→ **Exercise aim**
Every line of the entries below that mentions "clients" is to be copied out.

→ **Dataset records**
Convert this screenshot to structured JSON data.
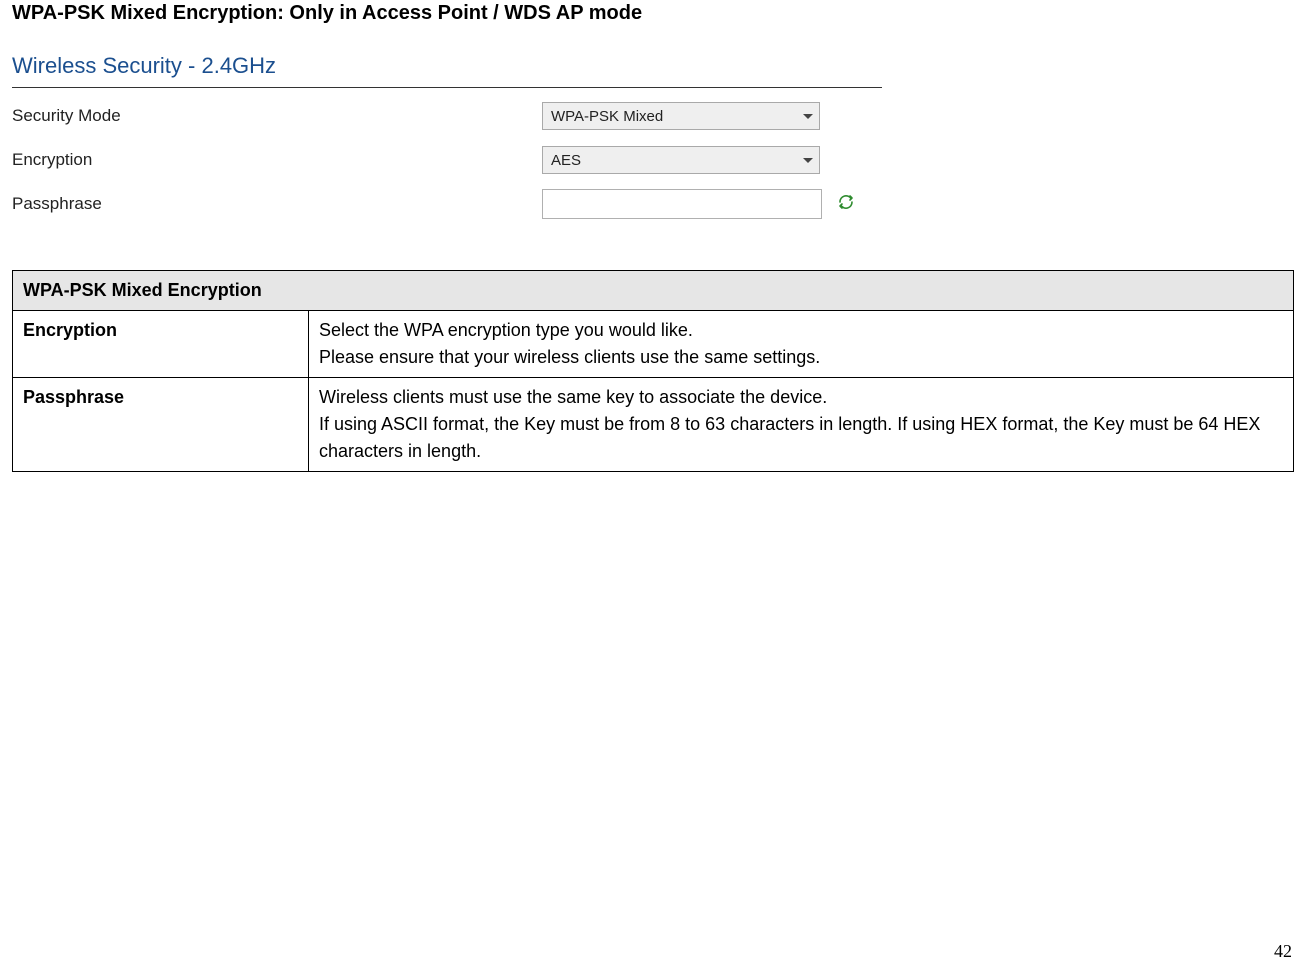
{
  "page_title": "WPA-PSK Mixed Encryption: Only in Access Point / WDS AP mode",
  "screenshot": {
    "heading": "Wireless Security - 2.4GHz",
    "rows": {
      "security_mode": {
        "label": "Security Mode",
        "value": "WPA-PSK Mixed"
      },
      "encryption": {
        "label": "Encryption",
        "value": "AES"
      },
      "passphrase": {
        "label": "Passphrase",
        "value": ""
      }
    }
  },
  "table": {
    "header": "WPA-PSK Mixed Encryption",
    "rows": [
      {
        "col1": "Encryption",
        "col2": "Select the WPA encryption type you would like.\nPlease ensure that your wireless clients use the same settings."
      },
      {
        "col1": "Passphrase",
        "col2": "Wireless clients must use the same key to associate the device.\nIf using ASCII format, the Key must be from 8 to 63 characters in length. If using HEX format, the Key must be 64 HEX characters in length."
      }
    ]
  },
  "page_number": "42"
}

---

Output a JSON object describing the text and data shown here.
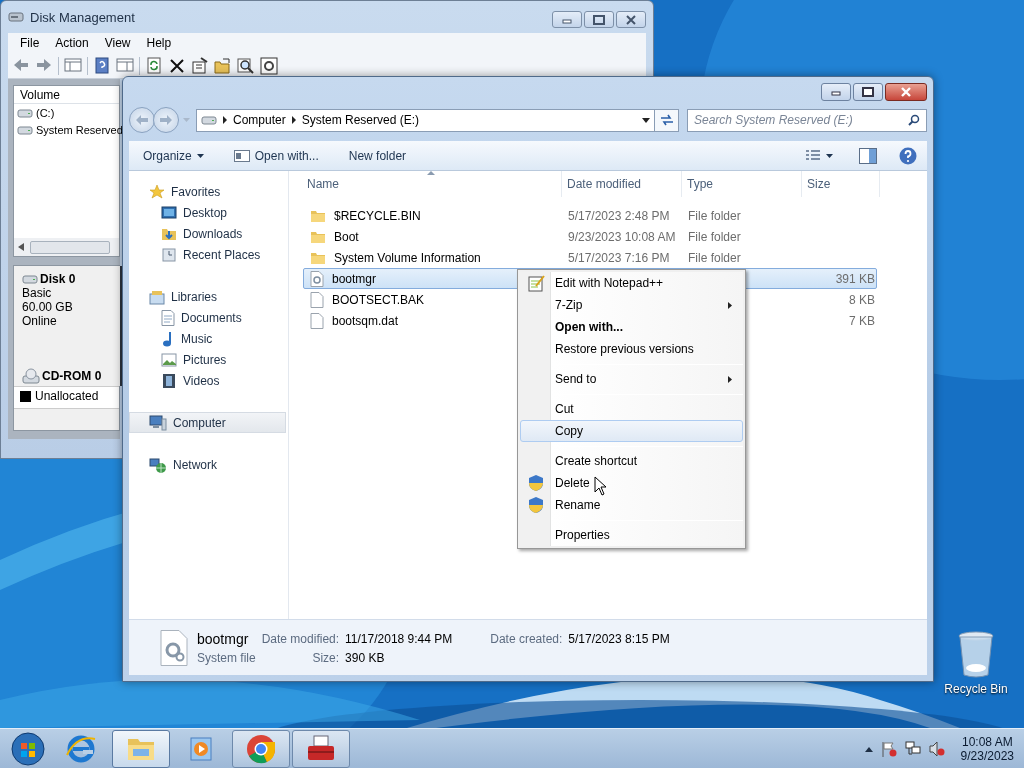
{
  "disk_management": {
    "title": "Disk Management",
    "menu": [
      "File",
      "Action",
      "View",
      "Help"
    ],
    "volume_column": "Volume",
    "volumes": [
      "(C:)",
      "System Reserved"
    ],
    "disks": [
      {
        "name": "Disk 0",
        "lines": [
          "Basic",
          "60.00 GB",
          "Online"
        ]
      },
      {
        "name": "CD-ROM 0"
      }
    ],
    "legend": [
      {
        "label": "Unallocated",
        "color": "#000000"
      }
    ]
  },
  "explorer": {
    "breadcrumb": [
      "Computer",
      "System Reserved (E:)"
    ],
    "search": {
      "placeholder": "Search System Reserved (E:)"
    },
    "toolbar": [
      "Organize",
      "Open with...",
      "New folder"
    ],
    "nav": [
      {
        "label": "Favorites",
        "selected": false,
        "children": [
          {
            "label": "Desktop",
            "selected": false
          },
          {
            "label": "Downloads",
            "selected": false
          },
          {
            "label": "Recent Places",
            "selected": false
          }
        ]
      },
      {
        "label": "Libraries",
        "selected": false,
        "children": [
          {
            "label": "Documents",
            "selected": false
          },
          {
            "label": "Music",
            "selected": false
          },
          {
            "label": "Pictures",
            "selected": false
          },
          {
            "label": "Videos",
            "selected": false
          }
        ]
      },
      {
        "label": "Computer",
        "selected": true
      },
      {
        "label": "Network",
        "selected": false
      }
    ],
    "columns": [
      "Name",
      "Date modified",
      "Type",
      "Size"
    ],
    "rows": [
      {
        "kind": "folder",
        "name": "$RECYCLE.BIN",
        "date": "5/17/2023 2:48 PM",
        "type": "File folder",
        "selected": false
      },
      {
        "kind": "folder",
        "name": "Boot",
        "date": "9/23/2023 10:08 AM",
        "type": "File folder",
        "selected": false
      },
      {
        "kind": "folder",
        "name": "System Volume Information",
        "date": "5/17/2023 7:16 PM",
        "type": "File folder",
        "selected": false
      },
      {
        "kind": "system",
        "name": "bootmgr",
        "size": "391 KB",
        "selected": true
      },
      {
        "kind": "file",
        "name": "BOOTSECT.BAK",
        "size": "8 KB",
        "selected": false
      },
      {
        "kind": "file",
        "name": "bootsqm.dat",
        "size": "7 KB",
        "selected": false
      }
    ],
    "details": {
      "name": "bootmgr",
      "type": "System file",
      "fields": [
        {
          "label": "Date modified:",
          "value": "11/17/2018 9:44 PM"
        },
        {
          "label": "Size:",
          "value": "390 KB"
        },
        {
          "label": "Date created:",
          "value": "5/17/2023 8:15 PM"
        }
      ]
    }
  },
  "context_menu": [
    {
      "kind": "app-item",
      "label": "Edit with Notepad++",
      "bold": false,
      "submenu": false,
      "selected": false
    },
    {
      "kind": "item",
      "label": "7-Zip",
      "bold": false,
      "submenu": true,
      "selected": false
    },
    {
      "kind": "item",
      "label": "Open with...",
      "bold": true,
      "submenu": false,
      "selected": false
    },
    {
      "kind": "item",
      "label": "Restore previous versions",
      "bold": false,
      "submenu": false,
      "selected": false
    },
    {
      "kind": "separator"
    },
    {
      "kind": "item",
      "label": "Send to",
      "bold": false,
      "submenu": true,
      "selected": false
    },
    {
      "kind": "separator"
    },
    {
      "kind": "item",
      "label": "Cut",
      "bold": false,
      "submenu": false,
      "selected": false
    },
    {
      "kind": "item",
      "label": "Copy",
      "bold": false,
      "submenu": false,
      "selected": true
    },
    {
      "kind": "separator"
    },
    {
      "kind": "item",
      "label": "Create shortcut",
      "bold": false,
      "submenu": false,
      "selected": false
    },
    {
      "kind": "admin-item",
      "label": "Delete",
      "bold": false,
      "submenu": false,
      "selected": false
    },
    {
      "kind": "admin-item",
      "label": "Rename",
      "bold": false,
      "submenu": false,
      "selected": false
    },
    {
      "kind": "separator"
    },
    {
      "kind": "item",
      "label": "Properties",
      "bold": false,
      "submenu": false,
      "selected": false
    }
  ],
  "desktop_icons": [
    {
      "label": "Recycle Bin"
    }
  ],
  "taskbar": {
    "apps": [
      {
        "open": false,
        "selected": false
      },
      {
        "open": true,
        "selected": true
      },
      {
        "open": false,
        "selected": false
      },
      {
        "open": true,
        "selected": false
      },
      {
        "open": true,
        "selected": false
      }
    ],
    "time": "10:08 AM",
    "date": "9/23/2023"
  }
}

→ **Result of the task**
        "col2": "Select the WPA encryption type you would like.\nPlease ensure that your wireless clients use the same settings."
        "col2": "Wireless clients must use the same key to associate the device.\nIf using ASCII format, the Key must be from 8 to 63 characters in length. If using HEX format, the Key must be 64 HEX characters in length."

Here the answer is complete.